These topics won’t map cleanly into lectures, but it summarizes what we’ll aim to cover for this part of the course.
For readings not linked to below, I’ll do my best to make the readings available at the start of the course.
- The ethics of research and policy advice
- Economists making things happen
- * Michel Callon (2007). What Does It Mean to Say That Economics Is Performative? Chapter 11, p. 311-357 of Do Economists make Markets (ed by MacKenzie, Muniesa and Siu), Princeton University Press.
- Gerald R. Faulhaber and William J. Baumol (1988). Economists as Innovators: Practical Products of Theoretical Research, Journal of Economic Literature, 26(2), 577-600.
- * Ferraro et al (2005). Economics Language and Assumptions: How Theories can Become Self-Fulfilling. Academy of Management Research. 30(1), 8-24.
- Luigi Zingales (2013). Preventing Economists’ Capture. In Preventing Regulatory Capture: Special Interest Influence and How to Limit it. Edited by Daniel Carpenter and David Moss.
- The history of a scientific subject These readings are not selected
only for their contents, but for the different approaches to writing intellectual history they represent.
- * Card, David, and Stefano DellaVigna. 2013. Nine Facts about Top Journals in Economics. Journal of Economic Literature, 51 (1): 144-61.
- B. F. Kiker (1966). The Historical Roots of the Concept of Human Capital, Journal of Political Economy, 74(5), 481-499.
- Donald MacKenzie (2001). Physics and Finance: S-Terms and Modern Finance as a Topic for Science Studies, Science, Technology, & Human Values, 26(2), 115-144.
- * Montesinos, Hugo & Brice, Brandon. (2019). The Era of Evidence.
The social science of science
- * Fourcade, Marion, Etienne Ollion, and Yann Algan (2015). The Superiority of Economists. Journal of Economic Perspectives, 29(1): 89-114.

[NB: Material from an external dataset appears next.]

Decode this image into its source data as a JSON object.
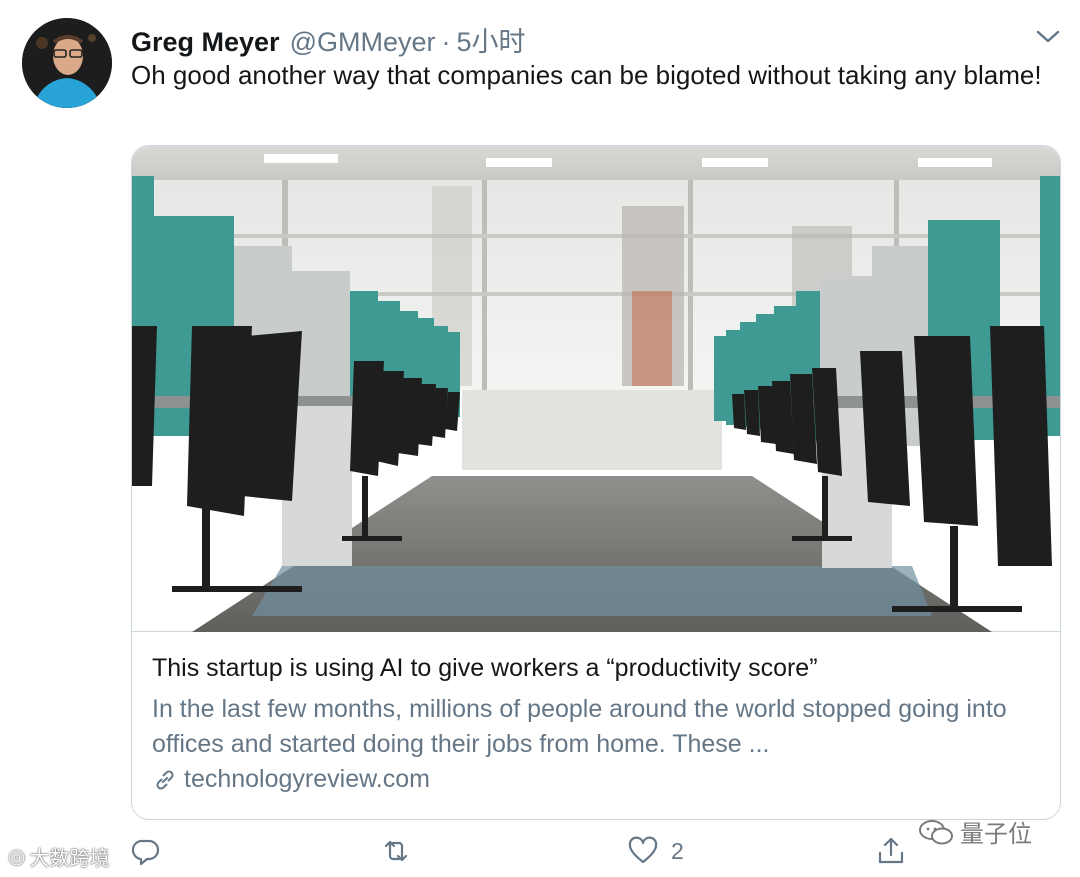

- * John Gibson (2018). The Micro-Geography of Academic Research: How Distinctive is Economics?, Working Papers in Economics 18⁄03, University of Waikato.
- Conley, John P., and Ali Sina Onder (2014). The Research Productivity of New PhDs in Economics: The Surprisingly High Non-success of the Successful. Journal of Economic Perspectives, 28(3): 205-16.
- Arjo Klamer (2014). The culture of academic economics. In The Economics of Economists: Institutional Setting, Individual Incentives and Future Prospects. Edited by A. Lanteri and J. Vromen. Cambridge University Press.
- * Sarsons, Heather. 2017. Recognition for Group Work: Gender Differences in Academia. American Economic Review, 107(5): 141-45.